Rhododendrites / CC BY-SA

July 11, 2020; New York Times

Over the weekend, we saw several more tweets from President Trump on the subject of education. One of the latest was a tweeted order for the Treasury Department to re-examine the tax-exempt status of universities and colleges that offer “radical indoctrination” instead of education. This came after a number of major universities resisted his new order that would punish international students. He also tweeted threats to cut federal funding of schools that don’t open this fall.

Last year, the Washington Post labeled the president the “Threatener-in-Chief” for his habit of frequently making threats, whether they can be enforced or not. On this hit list, one finds items like a “substantial border tax” on businesses, ending birthright citizenship via executive order, or pulling ICE officers out of California.

The president did not provide grounds for terminating a school’s tax-exempt status, nor did he explain “radical indoctrination” or how that would be determined. He has made the claim that colleges stifle conservative ideas before; in 2019, he issued an executive order that he said strengthened free speech on college campuses. The order required colleges to comply with existing laws and regulations.

Last night, the US Immigration and Customs Enforcement agency (ICE) withdrew its edict ordering international students home if all their college classes for the fall semester were online. This followed a suit filed against the Trump administration by the New York State attorney general, Letitia James, and protests by higher education institutions like MIT, Johns Hopkins, and Harvard. The initial plan came across an attempt to pressure the institutions of higher education to open classes for in-person instruction.

The threat regarding tax-exemption was vague, too. Tax-exempt status can be withdrawn for reasons such as lobbying, certain political activity, and not following an organization’s mission.

But ideology is not on the IRS’s list, said Terry Hartle, senior vice president of the American Council on Education, which represents university presidents. Any review of a school’s status would have to follow previously established guidelines, he said.

“It’s always deeply troubling to have the president single out schools, colleges or universities in a tweet,” Hartle said. “Having said that, I don’t think anything will come of this quickly.”

Colleges were not the president’s only target for funding cut threats.

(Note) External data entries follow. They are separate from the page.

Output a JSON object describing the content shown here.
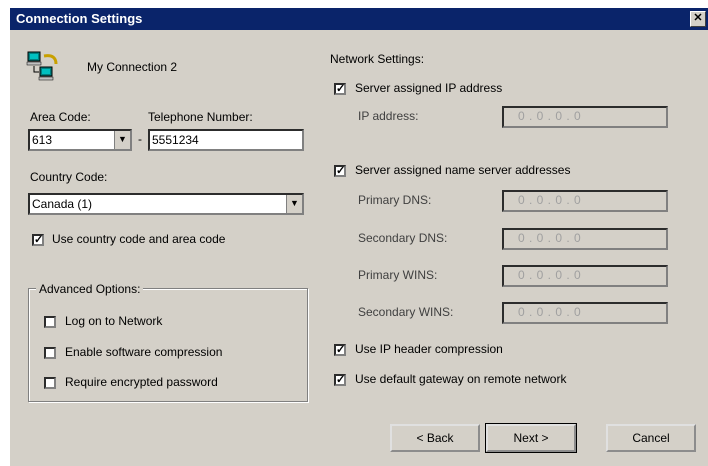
{
  "window": {
    "title": "Connection Settings",
    "close_glyph": "✕"
  },
  "connection": {
    "name": "My Connection 2",
    "icon": "network-connection-icon"
  },
  "area_code": {
    "label": "Area Code:",
    "value": "613"
  },
  "telephone": {
    "label": "Telephone Number:",
    "value": "5551234"
  },
  "dash": "-",
  "country_code": {
    "label": "Country Code:",
    "value": "Canada (1)"
  },
  "use_country_code": {
    "label": "Use country code and area code",
    "checked": true
  },
  "advanced": {
    "label": "Advanced Options:",
    "log_on": {
      "label": "Log on to Network",
      "checked": false
    },
    "software_compression": {
      "label": "Enable software compression",
      "checked": false
    },
    "encrypted_password": {
      "label": "Require encrypted password",
      "checked": false
    }
  },
  "network": {
    "label": "Network Settings:",
    "server_ip": {
      "label": "Server assigned IP address",
      "checked": true
    },
    "ip_address": {
      "label": "IP address:",
      "value": "0 . 0 . 0 . 0"
    },
    "server_dns": {
      "label": "Server assigned name server addresses",
      "checked": true
    },
    "primary_dns": {
      "label": "Primary DNS:",
      "value": "0 . 0 . 0 . 0"
    },
    "secondary_dns": {
      "label": "Secondary DNS:",
      "value": "0 . 0 . 0 . 0"
    },
    "primary_wins": {
      "label": "Primary WINS:",
      "value": "0 . 0 . 0 . 0"
    },
    "secondary_wins": {
      "label": "Secondary WINS:",
      "value": "0 . 0 . 0 . 0"
    },
    "ip_header": {
      "label": "Use IP header compression",
      "checked": true
    },
    "default_gateway": {
      "label": "Use default gateway on remote network",
      "checked": true
    }
  },
  "buttons": {
    "back": "< Back",
    "next": "Next >",
    "cancel": "Cancel"
  },
  "check_glyph": "✓",
  "dropdown_glyph": "▼"
}
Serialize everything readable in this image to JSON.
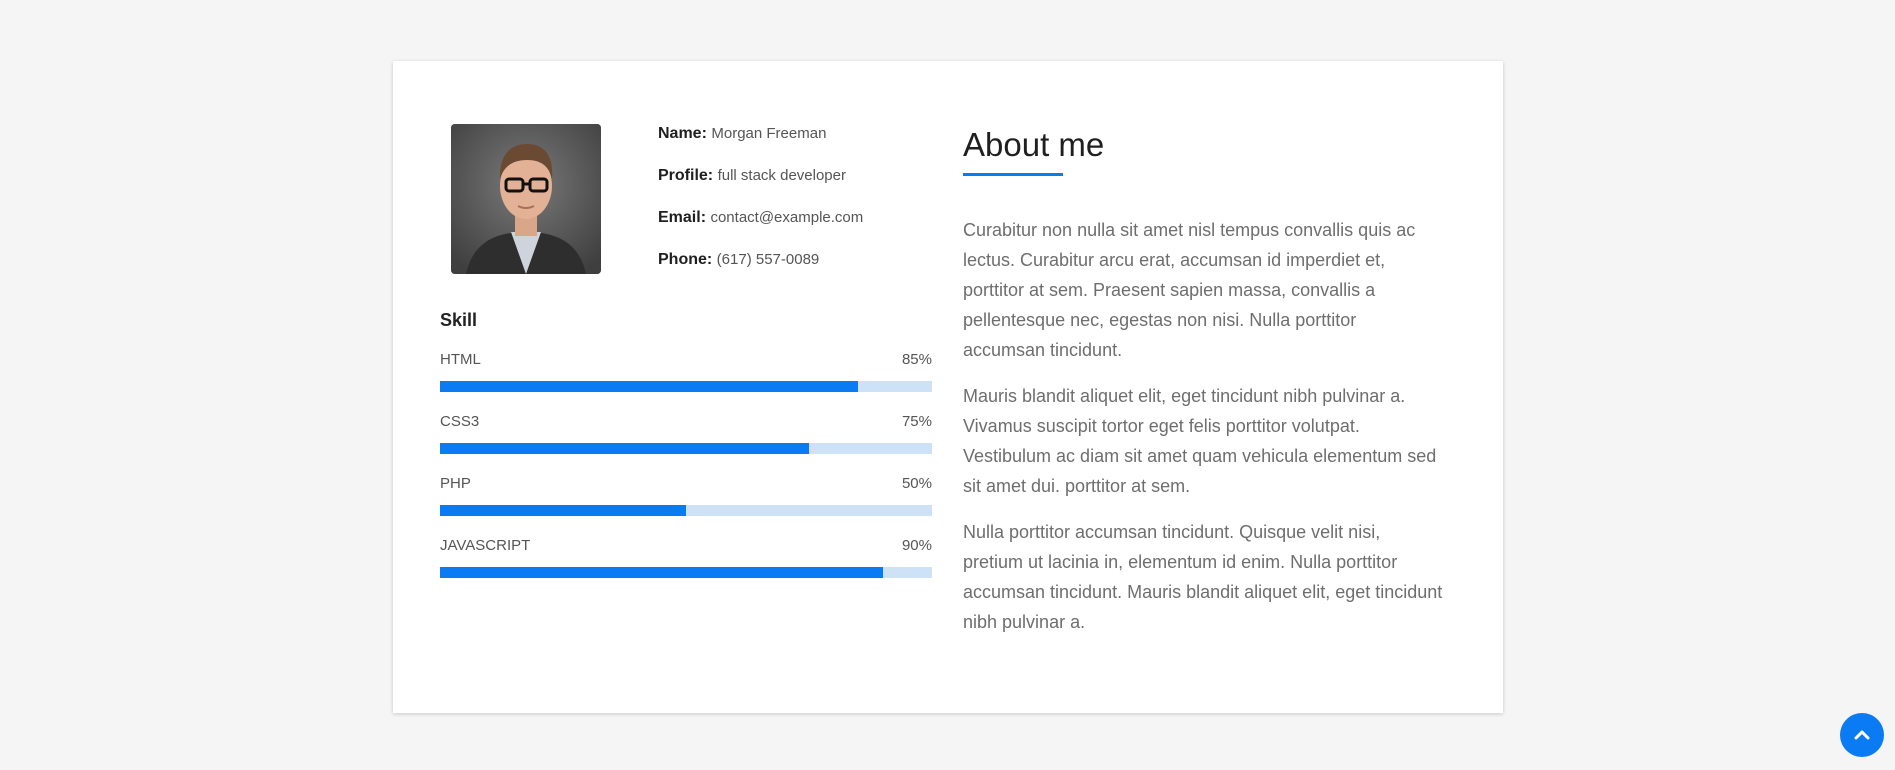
{
  "profile": {
    "name_label": "Name:",
    "name_value": "Morgan Freeman",
    "profile_label": "Profile:",
    "profile_value": "full stack developer",
    "email_label": "Email:",
    "email_value": "contact@example.com",
    "phone_label": "Phone:",
    "phone_value": "(617) 557-0089",
    "photo_icon": "person-photo"
  },
  "skills": {
    "title": "Skill",
    "items": [
      {
        "name": "HTML",
        "percent_label": "85%",
        "value": 85
      },
      {
        "name": "CSS3",
        "percent_label": "75%",
        "value": 75
      },
      {
        "name": "PHP",
        "percent_label": "50%",
        "value": 50
      },
      {
        "name": "JAVASCRIPT",
        "percent_label": "90%",
        "value": 90
      }
    ]
  },
  "about": {
    "title": "About me",
    "paragraphs": [
      "Curabitur non nulla sit amet nisl tempus convallis quis ac lectus. Curabitur arcu erat, accumsan id imperdiet et, porttitor at sem. Praesent sapien massa, convallis a pellentesque nec, egestas non nisi. Nulla porttitor accumsan tincidunt.",
      "Mauris blandit aliquet elit, eget tincidunt nibh pulvinar a. Vivamus suscipit tortor eget felis porttitor volutpat. Vestibulum ac diam sit amet quam vehicula elementum sed sit amet dui. porttitor at sem.",
      "Nulla porttitor accumsan tincidunt. Quisque velit nisi, pretium ut lacinia in, elementum id enim. Nulla porttitor accumsan tincidunt. Mauris blandit aliquet elit, eget tincidunt nibh pulvinar a."
    ]
  },
  "back_to_top": {
    "icon": "chevron-up-icon"
  },
  "colors": {
    "accent": "#0a7bf2",
    "bar_track": "#cde2f7",
    "page_bg": "#f5f5f5"
  }
}
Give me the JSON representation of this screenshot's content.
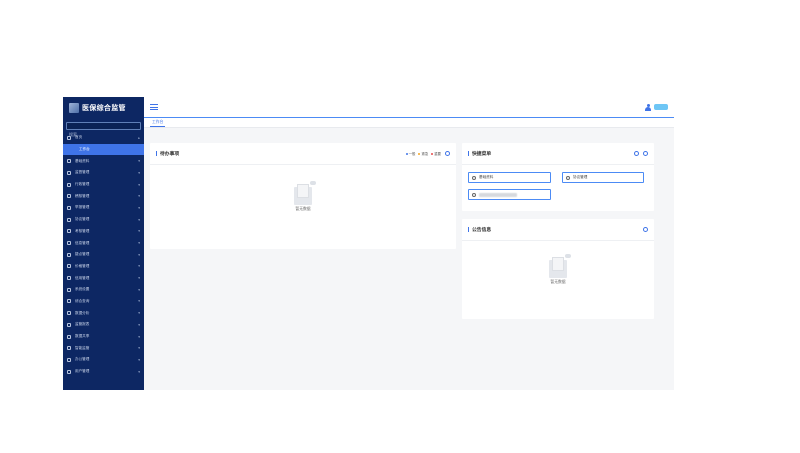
{
  "app": {
    "title": "医保综合监管",
    "search_placeholder": "搜索",
    "accent": "#3f74e8",
    "sidebar_bg": "#0d2763"
  },
  "sidebar": {
    "items": [
      {
        "label": "首页",
        "icon": "home-icon",
        "state": "open"
      },
      {
        "label": "工作台",
        "icon": "",
        "state": "active"
      },
      {
        "label": "基础资料",
        "icon": "database-icon",
        "state": ""
      },
      {
        "label": "监督管理",
        "icon": "shield-icon",
        "state": ""
      },
      {
        "label": "行政管理",
        "icon": "briefcase-icon",
        "state": ""
      },
      {
        "label": "稽核管理",
        "icon": "clipboard-icon",
        "state": ""
      },
      {
        "label": "举报管理",
        "icon": "flag-icon",
        "state": ""
      },
      {
        "label": "协议管理",
        "icon": "document-icon",
        "state": ""
      },
      {
        "label": "考核管理",
        "icon": "chart-icon",
        "state": ""
      },
      {
        "label": "信息管理",
        "icon": "info-icon",
        "state": ""
      },
      {
        "label": "疑点管理",
        "icon": "alert-icon",
        "state": ""
      },
      {
        "label": "价格管理",
        "icon": "tag-icon",
        "state": ""
      },
      {
        "label": "信用管理",
        "icon": "star-icon",
        "state": ""
      },
      {
        "label": "系统设置",
        "icon": "gear-icon",
        "state": ""
      },
      {
        "label": "综合查询",
        "icon": "search-icon",
        "state": ""
      },
      {
        "label": "数据分析",
        "icon": "analysis-icon",
        "state": ""
      },
      {
        "label": "监管报表",
        "icon": "report-icon",
        "state": ""
      },
      {
        "label": "数据共享",
        "icon": "share-icon",
        "state": ""
      },
      {
        "label": "智能监管",
        "icon": "robot-icon",
        "state": ""
      },
      {
        "label": "办公管理",
        "icon": "office-icon",
        "state": ""
      },
      {
        "label": "用户管理",
        "icon": "user-icon",
        "state": ""
      }
    ]
  },
  "tabs": [
    {
      "label": "工作台"
    }
  ],
  "todo": {
    "title": "待办事项",
    "legend": [
      {
        "label": "一般",
        "color": "#3f74e8"
      },
      {
        "label": "紧急",
        "color": "#f5a623"
      },
      {
        "label": "重要",
        "color": "#e84a4a"
      }
    ],
    "empty_text": "暂无数据"
  },
  "quick": {
    "title": "快捷菜单",
    "items": [
      {
        "label": "基础资料",
        "blurred": false
      },
      {
        "label": "协议管理",
        "blurred": false
      },
      {
        "label": "",
        "blurred": true
      }
    ]
  },
  "notice": {
    "title": "公告信息",
    "empty_text": "暂无数据"
  }
}
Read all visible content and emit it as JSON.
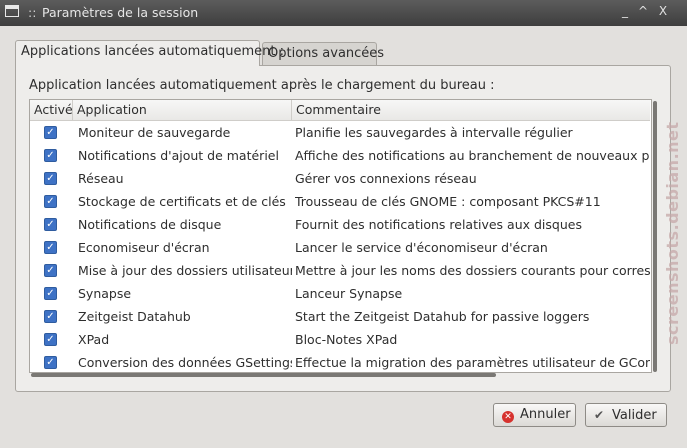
{
  "window": {
    "title": "Paramètres de la session",
    "grip": "::",
    "controls": [
      "_",
      "^",
      "X"
    ]
  },
  "tabs": [
    {
      "label": "Applications lancées automatiquement :",
      "active": true
    },
    {
      "label": "Options avancées",
      "active": false
    }
  ],
  "panel": {
    "description": "Application lancées automatiquement après le chargement du bureau :"
  },
  "table": {
    "headers": [
      "Activé",
      "Application",
      "Commentaire"
    ],
    "rows": [
      {
        "enabled": true,
        "app": "Moniteur de sauvegarde",
        "comment": "Planifie les sauvegardes à intervalle régulier"
      },
      {
        "enabled": true,
        "app": "Notifications d'ajout de matériel",
        "comment": "Affiche des notifications au branchement de nouveaux périp"
      },
      {
        "enabled": true,
        "app": "Réseau",
        "comment": "Gérer vos connexions réseau"
      },
      {
        "enabled": true,
        "app": "Stockage de certificats et de clés",
        "comment": "Trousseau de clés GNOME : composant PKCS#11"
      },
      {
        "enabled": true,
        "app": "Notifications de disque",
        "comment": "Fournit des notifications relatives aux disques"
      },
      {
        "enabled": true,
        "app": "Economiseur d'écran",
        "comment": "Lancer le service d'économiseur d'écran"
      },
      {
        "enabled": true,
        "app": "Mise à jour des dossiers utilisateur",
        "comment": "Mettre à jour les noms des dossiers courants pour correspon"
      },
      {
        "enabled": true,
        "app": "Synapse",
        "comment": "Lanceur Synapse"
      },
      {
        "enabled": true,
        "app": "Zeitgeist Datahub",
        "comment": "Start the Zeitgeist Datahub for passive loggers"
      },
      {
        "enabled": true,
        "app": "XPad",
        "comment": "Bloc-Notes XPad"
      },
      {
        "enabled": true,
        "app": "Conversion des données GSettings",
        "comment": "Effectue la migration des paramètres utilisateur de GConf ver"
      }
    ]
  },
  "buttons": {
    "cancel_label": "Annuler",
    "ok_label": "Valider"
  },
  "watermark": "screenshots.debian.net",
  "colors": {
    "titlebar": "#4a4a4a",
    "checkbox": "#3e72c5",
    "cancel_icon": "#d6322e"
  },
  "icons": {
    "window": "window-icon",
    "cancel": "cancel-icon",
    "ok": "checkmark-icon"
  }
}
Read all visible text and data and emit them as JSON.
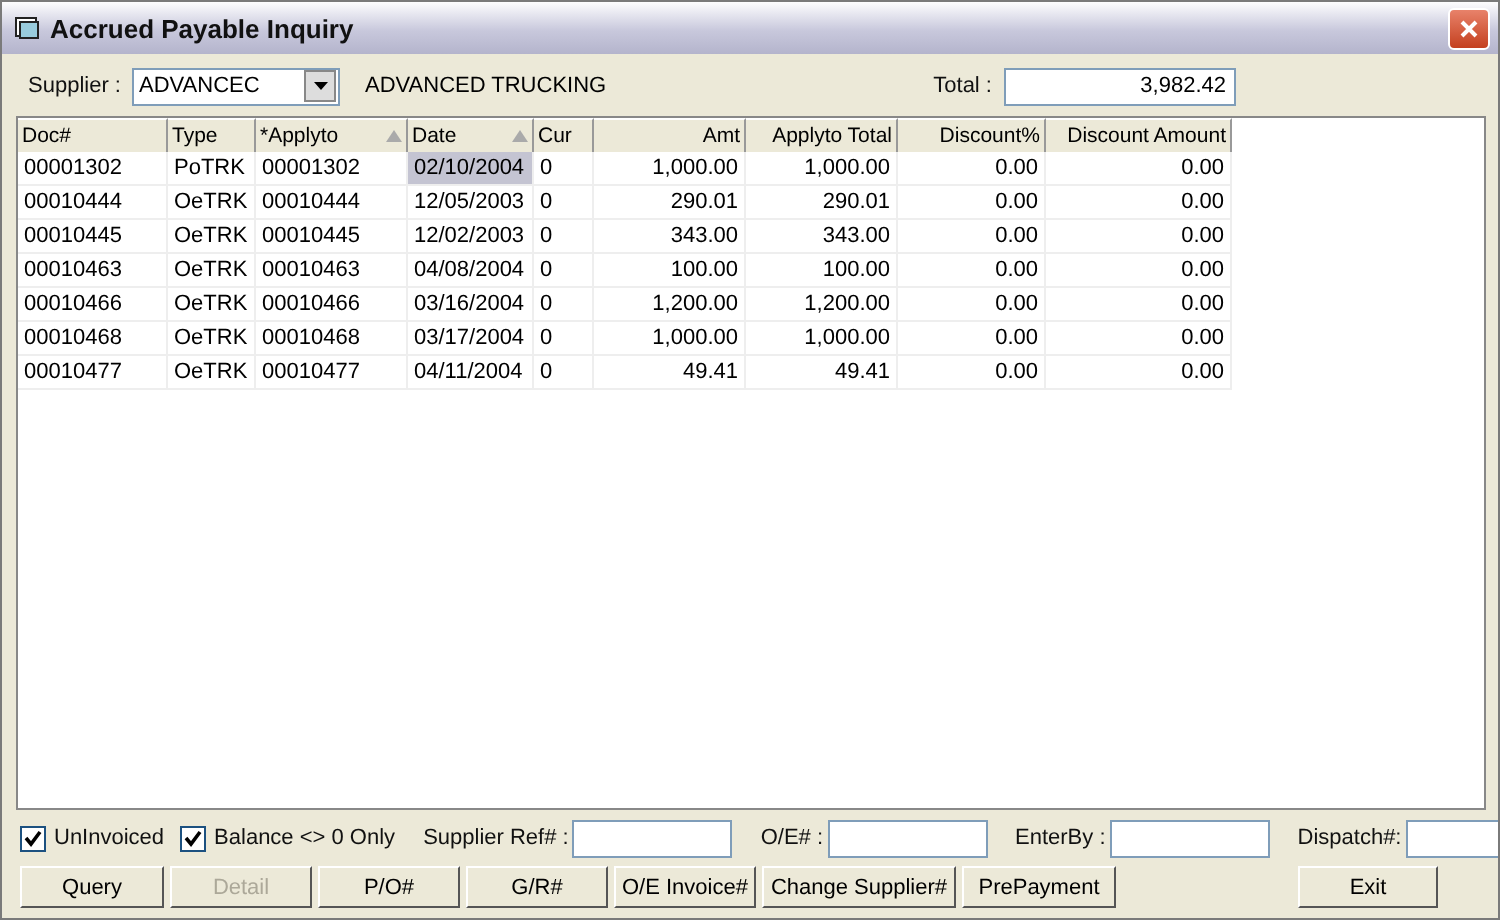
{
  "window": {
    "title": "Accrued Payable Inquiry"
  },
  "supplier": {
    "label": "Supplier :",
    "code": "ADVANCEC",
    "name": "ADVANCED TRUCKING"
  },
  "total": {
    "label": "Total :",
    "value": "3,982.42"
  },
  "table": {
    "columns": [
      {
        "label": "Doc#",
        "numeric": false,
        "sorted": false
      },
      {
        "label": "Type",
        "numeric": false,
        "sorted": false
      },
      {
        "label": "*Applyto",
        "numeric": false,
        "sorted": true
      },
      {
        "label": "Date",
        "numeric": false,
        "sorted": true
      },
      {
        "label": "Cur",
        "numeric": false,
        "sorted": false
      },
      {
        "label": "Amt",
        "numeric": true,
        "sorted": false
      },
      {
        "label": "Applyto Total",
        "numeric": true,
        "sorted": false
      },
      {
        "label": "Discount%",
        "numeric": true,
        "sorted": false
      },
      {
        "label": "Discount Amount",
        "numeric": true,
        "sorted": false
      }
    ],
    "rows": [
      {
        "cells": [
          {
            "text": "00001302",
            "selected": false
          },
          {
            "text": "PoTRK",
            "selected": false
          },
          {
            "text": "00001302",
            "selected": false
          },
          {
            "text": "02/10/2004",
            "selected": true
          },
          {
            "text": "0",
            "selected": false
          },
          {
            "text": "1,000.00",
            "selected": false
          },
          {
            "text": "1,000.00",
            "selected": false
          },
          {
            "text": "0.00",
            "selected": false
          },
          {
            "text": "0.00",
            "selected": false
          }
        ]
      },
      {
        "cells": [
          {
            "text": "00010444",
            "selected": false
          },
          {
            "text": "OeTRK",
            "selected": false
          },
          {
            "text": "00010444",
            "selected": false
          },
          {
            "text": "12/05/2003",
            "selected": false
          },
          {
            "text": "0",
            "selected": false
          },
          {
            "text": "290.01",
            "selected": false
          },
          {
            "text": "290.01",
            "selected": false
          },
          {
            "text": "0.00",
            "selected": false
          },
          {
            "text": "0.00",
            "selected": false
          }
        ]
      },
      {
        "cells": [
          {
            "text": "00010445",
            "selected": false
          },
          {
            "text": "OeTRK",
            "selected": false
          },
          {
            "text": "00010445",
            "selected": false
          },
          {
            "text": "12/02/2003",
            "selected": false
          },
          {
            "text": "0",
            "selected": false
          },
          {
            "text": "343.00",
            "selected": false
          },
          {
            "text": "343.00",
            "selected": false
          },
          {
            "text": "0.00",
            "selected": false
          },
          {
            "text": "0.00",
            "selected": false
          }
        ]
      },
      {
        "cells": [
          {
            "text": "00010463",
            "selected": false
          },
          {
            "text": "OeTRK",
            "selected": false
          },
          {
            "text": "00010463",
            "selected": false
          },
          {
            "text": "04/08/2004",
            "selected": false
          },
          {
            "text": "0",
            "selected": false
          },
          {
            "text": "100.00",
            "selected": false
          },
          {
            "text": "100.00",
            "selected": false
          },
          {
            "text": "0.00",
            "selected": false
          },
          {
            "text": "0.00",
            "selected": false
          }
        ]
      },
      {
        "cells": [
          {
            "text": "00010466",
            "selected": false
          },
          {
            "text": "OeTRK",
            "selected": false
          },
          {
            "text": "00010466",
            "selected": false
          },
          {
            "text": "03/16/2004",
            "selected": false
          },
          {
            "text": "0",
            "selected": false
          },
          {
            "text": "1,200.00",
            "selected": false
          },
          {
            "text": "1,200.00",
            "selected": false
          },
          {
            "text": "0.00",
            "selected": false
          },
          {
            "text": "0.00",
            "selected": false
          }
        ]
      },
      {
        "cells": [
          {
            "text": "00010468",
            "selected": false
          },
          {
            "text": "OeTRK",
            "selected": false
          },
          {
            "text": "00010468",
            "selected": false
          },
          {
            "text": "03/17/2004",
            "selected": false
          },
          {
            "text": "0",
            "selected": false
          },
          {
            "text": "1,000.00",
            "selected": false
          },
          {
            "text": "1,000.00",
            "selected": false
          },
          {
            "text": "0.00",
            "selected": false
          },
          {
            "text": "0.00",
            "selected": false
          }
        ]
      },
      {
        "cells": [
          {
            "text": "00010477",
            "selected": false
          },
          {
            "text": "OeTRK",
            "selected": false
          },
          {
            "text": "00010477",
            "selected": false
          },
          {
            "text": "04/11/2004",
            "selected": false
          },
          {
            "text": "0",
            "selected": false
          },
          {
            "text": "49.41",
            "selected": false
          },
          {
            "text": "49.41",
            "selected": false
          },
          {
            "text": "0.00",
            "selected": false
          },
          {
            "text": "0.00",
            "selected": false
          }
        ]
      }
    ]
  },
  "filters": [
    {
      "kind": "checkbox",
      "label": "UnInvoiced",
      "checked": true
    },
    {
      "kind": "checkbox",
      "label": "Balance <> 0 Only",
      "checked": true
    },
    {
      "kind": "field",
      "label": "Supplier Ref# :"
    },
    {
      "kind": "field",
      "label": "O/E# :"
    },
    {
      "kind": "field",
      "label": "EnterBy :"
    },
    {
      "kind": "field",
      "label": "Dispatch#:"
    }
  ],
  "buttons": [
    {
      "label": "Query",
      "disabled": false
    },
    {
      "label": "Detail",
      "disabled": true
    },
    {
      "label": "P/O#",
      "disabled": false
    },
    {
      "label": "G/R#",
      "disabled": false
    },
    {
      "label": "O/E Invoice#",
      "disabled": false
    },
    {
      "label": "Change Supplier#",
      "disabled": false
    },
    {
      "label": "PrePayment",
      "disabled": false
    },
    {
      "label": "Exit",
      "disabled": false
    }
  ]
}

He also tweeted, and was joined in the message by Education Secretary Betsy DeVos in interviews over the weekend, that funding would be cut for K-12 public education if schools did not open for the fall, ignoring the significant rising coronavirus numbers in many states like Florida and Arizona. Similar to the college funding threats, the president’s control over education funds is limited. Education spending is determined by congressional appropriations.

The American Academy of Pediatrics, national education unions, and a school superintendents group released a joint statement saying that the decision to open in-person classes should be made locally and with health experts.

“Public health agencies must make recommendations based on evidence, not politics,” the groups wrote. “Withholding funding from schools that do not open in person full-time would be a misguided approach, putting already financially strapped schools in an impossible position that would threaten the health of students and teachers.”

School leaders, health experts, teachers and parents should be at the center of reopening decisions, the groups said, “taking into account the spread of COVID-19 in their communities and the capacities of school districts to adapt safety protocols to make in-person learning safe and feasible.”

Despite presidential threats, California public colleges will have only online classes for the fall semester. And on Monday, Los Angeles and San Diego schools declared that they would be teaching elementary and secondary schools only online in the fall.—Marian Conway